I enjoy narrative comedy. The way a comedian brings up seemingly random jokes and then weaves them all together into one big story at the end is not only funny but clever. I did not think, however, that Rhys Darby’s premise of the end of the world was particularly engaging or relevant in his show. It may of course be to do with his absolute talent at sound effects with outerspace seeming a good vehicle to display them. Nevertheless he is naturally funny, amiable and engaging and absolutely everyone should go and see him. I cant think of anyone who wouldn’t like him. I just don’t think comedians need to feel forced into adding extra dimensions to their shows. With an almost full house Rhys could stand on an empty stage and get the support of any audience.
Audience wriggling: only with laughter
Bows: continued performing his dance club routines from 1991, ‘feeding the chickens’ being my favorite
Venue: could not love Pleasance more, the vibe and the atmos are immense. The venue was the perfect size. I don’t think comedians should do any bigger.
General Spot: thirtysomethings and couples and a really wonderful children’s area

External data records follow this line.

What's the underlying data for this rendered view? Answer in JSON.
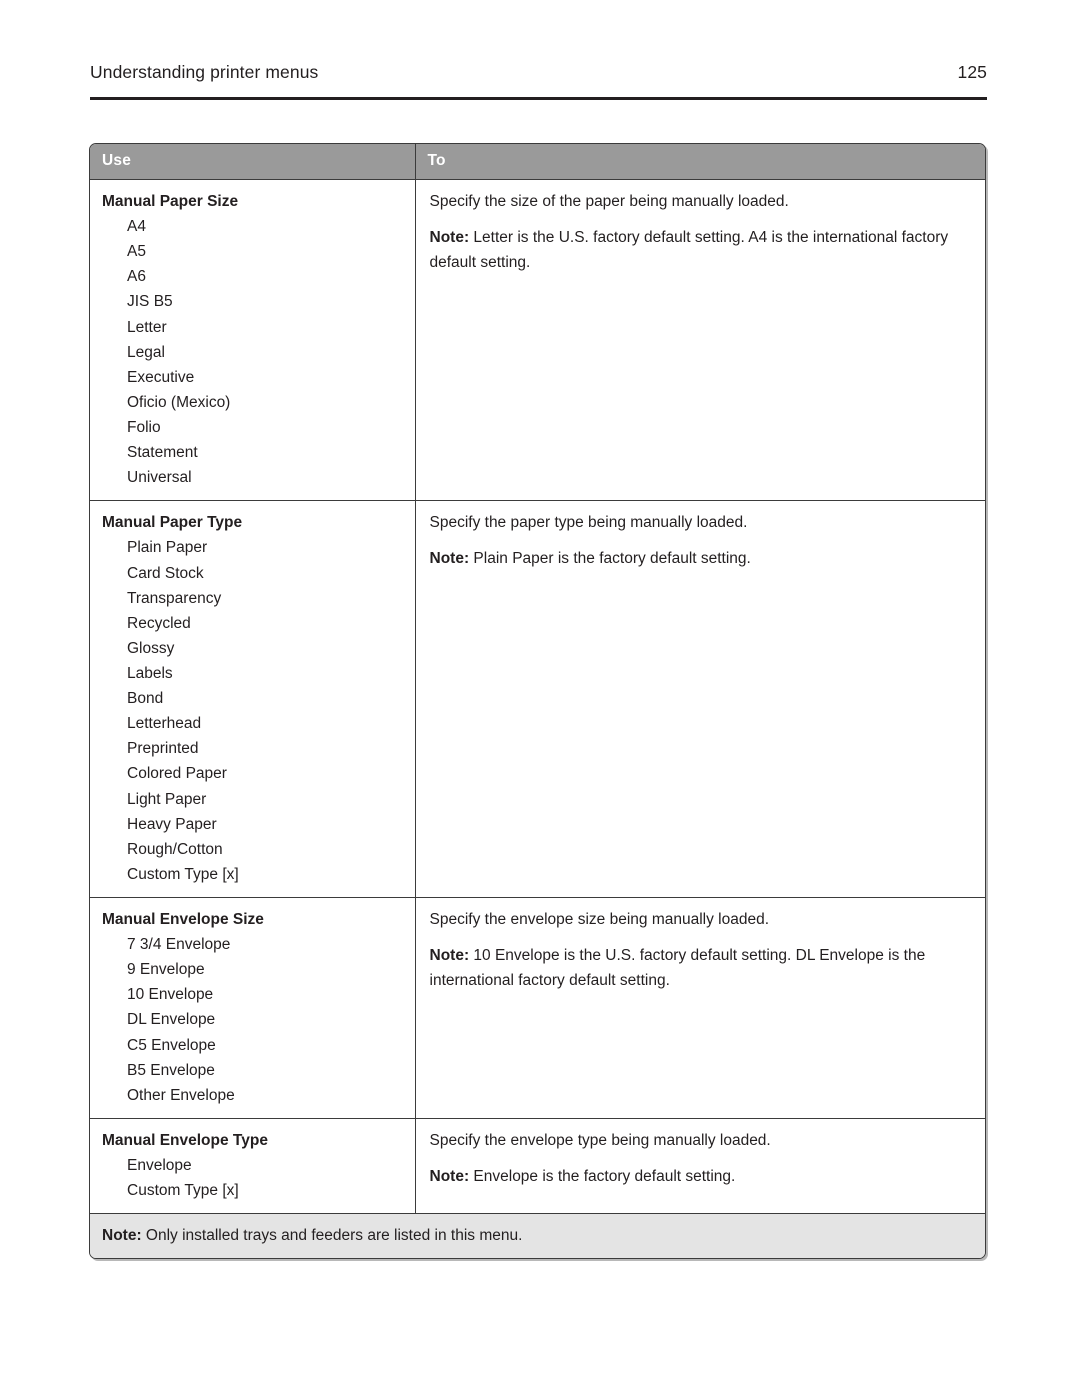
{
  "header": {
    "chapter_title": "Understanding printer menus",
    "page_number": "125"
  },
  "table": {
    "columns": {
      "use": "Use",
      "to": "To"
    },
    "rows": [
      {
        "setting": "Manual Paper Size",
        "options": [
          "A4",
          "A5",
          "A6",
          "JIS B5",
          "Letter",
          "Legal",
          "Executive",
          "Oficio (Mexico)",
          "Folio",
          "Statement",
          "Universal"
        ],
        "description": "Specify the size of the paper being manually loaded.",
        "note_label": "Note:",
        "note_text": " Letter is the U.S. factory default setting. A4 is the international factory default setting."
      },
      {
        "setting": "Manual Paper Type",
        "options": [
          "Plain Paper",
          "Card Stock",
          "Transparency",
          "Recycled",
          "Glossy",
          "Labels",
          "Bond",
          "Letterhead",
          "Preprinted",
          "Colored Paper",
          "Light Paper",
          "Heavy Paper",
          "Rough/Cotton",
          "Custom Type [x]"
        ],
        "description": "Specify the paper type being manually loaded.",
        "note_label": "Note:",
        "note_text": " Plain Paper is the factory default setting."
      },
      {
        "setting": "Manual Envelope Size",
        "options": [
          "7 3/4 Envelope",
          "9 Envelope",
          "10 Envelope",
          "DL Envelope",
          "C5 Envelope",
          "B5 Envelope",
          "Other Envelope"
        ],
        "description": "Specify the envelope size being manually loaded.",
        "note_label": "Note:",
        "note_text": " 10 Envelope is the U.S. factory default setting. DL Envelope is the international factory default setting."
      },
      {
        "setting": "Manual Envelope Type",
        "options": [
          "Envelope",
          "Custom Type [x]"
        ],
        "description": "Specify the envelope type being manually loaded.",
        "note_label": "Note:",
        "note_text": " Envelope is the factory default setting."
      }
    ],
    "footnote": {
      "label": "Note:",
      "text": " Only installed trays and feeders are listed in this menu."
    }
  },
  "colors": {
    "header_band": "#9a9a9a",
    "footnote_band": "#e4e4e4",
    "rule": "#231f20",
    "text": "#231f20"
  }
}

This Way to Spaceship – 3/5 WIGS
Rhys Darby (the person) – 4/5 WIGS
Review by Goubba
Rhys Darby’s stand-up started very well, but run out of steam near the end. This was because he tried to carry off what I call narrative stand-up, when a comedian tells jokes around a framework of some bigger story, something I feel that is very hard to do well.
Rhys was on a spaceship, telling us a few jokes based firstly around his early days, and then how he met his wife. At three stages it cut back to the spaceship where he was chatting to the ship’s automated voice. These parts did not work so well and certainly contained less humour than his foundation material. After the final spaceship scene, we find out how he got to be on this spaceship, explained in Rhys’ typical physical style, however, done in a way that he reused most of his physical jokes from the beginning. Now don’t get me wrong, he is a very funny guy, and lots of his humour is based around physical comedy or theatrics and specifically his use of sound efffects, something that he does extremely well. However an hour-long show is too short to be repeating jokes when you could use fresh material. Indeed if the whole show was dedicated to just telling jokes as opposed to linking it all together in one big story maybe it would have gone down better in my books.
Maybe that is the way stand-up is going, or maybe this is just the way stand-up is heading at Edinburgh, as it tries to compete with the massive conventional theatre market on offer at the festival. Either way it didn’t fully work for me. However, as he did make me laugh for 45 mins, is a very nice guy, and of course is also Murray from The Flight of the Chonchords then for Rhys I give another…